- New forms of employment. What new modes of employment are enabled by technology?
- Business dynamism. How might anticipated technological advances impact the ability of businesses to sprout and grow?
- Policy. How might labor standards and economic policies contribute to or mitigate the negative impacts of technology on the workforce?
A deep and current understanding of these dimensions will require sustained efforts to monitor and unravel how technology is advancing and how it is affecting employment opportunities, employers, income and wealth distribution, education, worker experiences, and related areas.
The discussions that follow in this report explore current technology, business, economic, and policy trends and their interactions; identify potential near-term developments; and emphasize the need to understand and track these trends and develop strategies for adapting to future developments and possible disruptions to the status quo. Rather than aiming to predict the future, this report offers evaluations of what is known, open questions to be addressed, and productive pathways forward.
The committee defines three key terms as follows:
- Information technology (IT) is “the technology involving the development, maintenance, and use of computer systems, software, and networks for the processing and distribution of data.”3 In the following discussions, the committee will use this term broadly to connote all computing hardware, software, platforms, and interfaces that enable the storage, transmission, processing, or analysis of data in the digital form, regardless of
3 Meriam-Webster Dictionary, 2014, “Technology,” http://www.merriam-webster.com/dictionary/information%20technology.
degree of maturity. This includes computers, mobile devices, the Internet, telecommunication devices, robotic systems, software, and algorithms.
- Automation is defined as “the technique, method, or system of operating or controlling a process by highly automatic means, as by electronic devices, reducing human intervention to a minimum.”4 Throughout this report, the committee uses this term to denote the use of IT to perform any physical or intellectual task or process that would otherwise be done manually, by or under the direct control of a human.
- Digitization refers to the process of moving data or operations onto computers and/or online.
The report is organized as follows:
- Chapter 2 describes the major technological trends and emerging capabilities since the turn of the 21st century as well as examples of how they have been applied in business and daily life, likely near-term advances, and their implications for different types of work.
- Chapter 3 reviews the current state of U.S. productivity growth, employment, and income distributions. The current and emerging role of technology is considered for each, building on the discussions from Chapter 2.
- Chapter 4 examines recent changes and emerging trends in the nature of work and how it is organized.

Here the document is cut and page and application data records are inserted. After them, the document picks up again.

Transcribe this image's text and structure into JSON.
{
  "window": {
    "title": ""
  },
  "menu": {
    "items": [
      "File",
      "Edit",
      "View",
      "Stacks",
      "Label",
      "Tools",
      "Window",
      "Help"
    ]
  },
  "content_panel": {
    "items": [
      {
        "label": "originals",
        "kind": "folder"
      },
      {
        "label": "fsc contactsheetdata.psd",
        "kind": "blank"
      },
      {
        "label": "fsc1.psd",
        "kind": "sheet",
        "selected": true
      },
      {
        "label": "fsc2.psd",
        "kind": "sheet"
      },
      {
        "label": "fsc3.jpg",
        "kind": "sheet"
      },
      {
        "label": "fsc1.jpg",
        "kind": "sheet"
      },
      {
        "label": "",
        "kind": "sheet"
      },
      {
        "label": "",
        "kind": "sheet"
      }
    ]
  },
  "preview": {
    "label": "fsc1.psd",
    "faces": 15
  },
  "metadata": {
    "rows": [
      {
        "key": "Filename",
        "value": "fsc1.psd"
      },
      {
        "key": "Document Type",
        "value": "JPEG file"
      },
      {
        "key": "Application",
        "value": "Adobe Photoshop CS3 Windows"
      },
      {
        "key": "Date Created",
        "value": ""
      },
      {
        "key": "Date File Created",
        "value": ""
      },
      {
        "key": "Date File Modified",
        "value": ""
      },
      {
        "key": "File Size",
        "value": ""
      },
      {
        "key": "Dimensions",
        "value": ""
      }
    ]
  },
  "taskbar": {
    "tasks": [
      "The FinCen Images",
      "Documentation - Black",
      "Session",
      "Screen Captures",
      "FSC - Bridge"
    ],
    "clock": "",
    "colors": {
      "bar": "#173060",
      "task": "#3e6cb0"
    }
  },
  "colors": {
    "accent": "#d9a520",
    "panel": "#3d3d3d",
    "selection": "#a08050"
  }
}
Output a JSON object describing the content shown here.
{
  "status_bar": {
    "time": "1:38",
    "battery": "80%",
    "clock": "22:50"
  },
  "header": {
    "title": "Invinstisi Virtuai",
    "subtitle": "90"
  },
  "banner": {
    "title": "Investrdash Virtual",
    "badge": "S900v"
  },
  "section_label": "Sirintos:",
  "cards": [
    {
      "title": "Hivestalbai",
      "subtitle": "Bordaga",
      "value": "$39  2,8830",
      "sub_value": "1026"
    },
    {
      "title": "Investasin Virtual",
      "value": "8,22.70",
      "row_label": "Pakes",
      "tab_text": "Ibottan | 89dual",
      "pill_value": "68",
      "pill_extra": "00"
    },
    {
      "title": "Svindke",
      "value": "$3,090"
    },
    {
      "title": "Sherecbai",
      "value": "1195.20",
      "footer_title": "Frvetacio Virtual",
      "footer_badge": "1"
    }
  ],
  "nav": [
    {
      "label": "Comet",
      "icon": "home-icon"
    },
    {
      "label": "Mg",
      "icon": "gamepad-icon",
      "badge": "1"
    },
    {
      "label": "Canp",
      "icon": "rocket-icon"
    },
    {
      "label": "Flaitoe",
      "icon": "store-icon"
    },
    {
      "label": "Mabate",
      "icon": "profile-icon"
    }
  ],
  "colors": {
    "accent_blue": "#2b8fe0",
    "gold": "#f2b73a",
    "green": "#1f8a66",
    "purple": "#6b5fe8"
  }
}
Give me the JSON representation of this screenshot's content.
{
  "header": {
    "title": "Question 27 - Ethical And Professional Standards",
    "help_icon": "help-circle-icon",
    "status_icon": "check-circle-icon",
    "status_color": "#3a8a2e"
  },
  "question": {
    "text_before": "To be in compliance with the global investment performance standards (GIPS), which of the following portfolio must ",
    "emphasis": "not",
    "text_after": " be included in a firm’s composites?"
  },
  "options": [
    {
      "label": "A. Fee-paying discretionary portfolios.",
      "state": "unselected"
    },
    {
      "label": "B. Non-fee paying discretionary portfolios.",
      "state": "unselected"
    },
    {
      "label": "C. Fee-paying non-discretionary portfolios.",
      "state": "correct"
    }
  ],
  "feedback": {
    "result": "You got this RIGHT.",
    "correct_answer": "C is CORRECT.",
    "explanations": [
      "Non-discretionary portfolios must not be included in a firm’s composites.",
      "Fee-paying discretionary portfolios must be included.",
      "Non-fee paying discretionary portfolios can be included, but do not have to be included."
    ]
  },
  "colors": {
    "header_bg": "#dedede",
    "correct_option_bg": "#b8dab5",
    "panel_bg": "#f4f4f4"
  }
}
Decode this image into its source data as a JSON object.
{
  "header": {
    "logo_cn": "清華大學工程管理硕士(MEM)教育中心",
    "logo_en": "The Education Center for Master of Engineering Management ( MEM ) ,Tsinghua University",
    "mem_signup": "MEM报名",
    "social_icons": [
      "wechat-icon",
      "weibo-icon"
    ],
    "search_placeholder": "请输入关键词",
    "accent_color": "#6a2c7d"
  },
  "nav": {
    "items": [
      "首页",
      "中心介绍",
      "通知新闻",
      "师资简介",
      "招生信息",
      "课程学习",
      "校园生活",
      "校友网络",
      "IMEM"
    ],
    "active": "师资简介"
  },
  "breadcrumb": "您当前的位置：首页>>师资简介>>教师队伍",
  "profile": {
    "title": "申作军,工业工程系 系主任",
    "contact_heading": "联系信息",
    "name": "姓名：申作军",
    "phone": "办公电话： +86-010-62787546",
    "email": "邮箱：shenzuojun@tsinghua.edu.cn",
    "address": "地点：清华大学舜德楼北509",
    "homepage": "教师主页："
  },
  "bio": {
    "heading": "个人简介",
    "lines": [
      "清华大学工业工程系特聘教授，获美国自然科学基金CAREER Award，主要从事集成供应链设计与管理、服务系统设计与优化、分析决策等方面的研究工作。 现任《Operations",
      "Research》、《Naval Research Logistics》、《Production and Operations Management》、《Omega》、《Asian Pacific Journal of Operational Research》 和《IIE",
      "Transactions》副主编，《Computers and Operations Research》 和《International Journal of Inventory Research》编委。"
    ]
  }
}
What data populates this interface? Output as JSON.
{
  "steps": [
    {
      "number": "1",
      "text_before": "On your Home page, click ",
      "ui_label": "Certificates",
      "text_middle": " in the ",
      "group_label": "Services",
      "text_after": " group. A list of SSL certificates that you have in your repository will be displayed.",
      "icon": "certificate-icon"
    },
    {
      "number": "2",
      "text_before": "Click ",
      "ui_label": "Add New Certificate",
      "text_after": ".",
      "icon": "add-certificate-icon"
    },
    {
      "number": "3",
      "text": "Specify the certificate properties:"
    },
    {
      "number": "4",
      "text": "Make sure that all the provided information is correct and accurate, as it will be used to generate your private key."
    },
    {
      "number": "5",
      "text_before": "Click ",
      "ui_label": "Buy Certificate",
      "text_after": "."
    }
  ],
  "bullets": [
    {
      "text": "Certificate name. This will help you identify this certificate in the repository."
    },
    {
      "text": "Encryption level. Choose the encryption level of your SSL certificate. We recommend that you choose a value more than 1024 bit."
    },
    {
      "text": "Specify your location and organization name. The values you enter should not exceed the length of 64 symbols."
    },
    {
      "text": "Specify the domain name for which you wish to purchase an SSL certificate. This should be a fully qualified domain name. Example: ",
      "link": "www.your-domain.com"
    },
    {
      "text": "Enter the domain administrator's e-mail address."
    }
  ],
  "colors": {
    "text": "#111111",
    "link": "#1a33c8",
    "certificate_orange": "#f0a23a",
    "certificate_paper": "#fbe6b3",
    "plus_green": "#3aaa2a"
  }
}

It begins by exploring the on-demand economy, contingent labor, and business dynamism, followed by a discussion of the worker experience, including demographics, organizational structures, worker protections, the role of work in our lives, and the importance of education.
- Chapter 5 reviews important and emerging types and sources of data used by researchers and policy makers to track and analyze workforce trends and examine the role of technology, emphasizing the utility and challenges of working with each.
- Chapter 6 identifies important, high-level findings to guide future thinking, proposes a set of key research themes and strategies, and highlights potential mechanisms through which the results of targeted, multidisciplinary, and sustained research can help to inform policy makers.
- Chapter 7 offers final reflections and conclusions.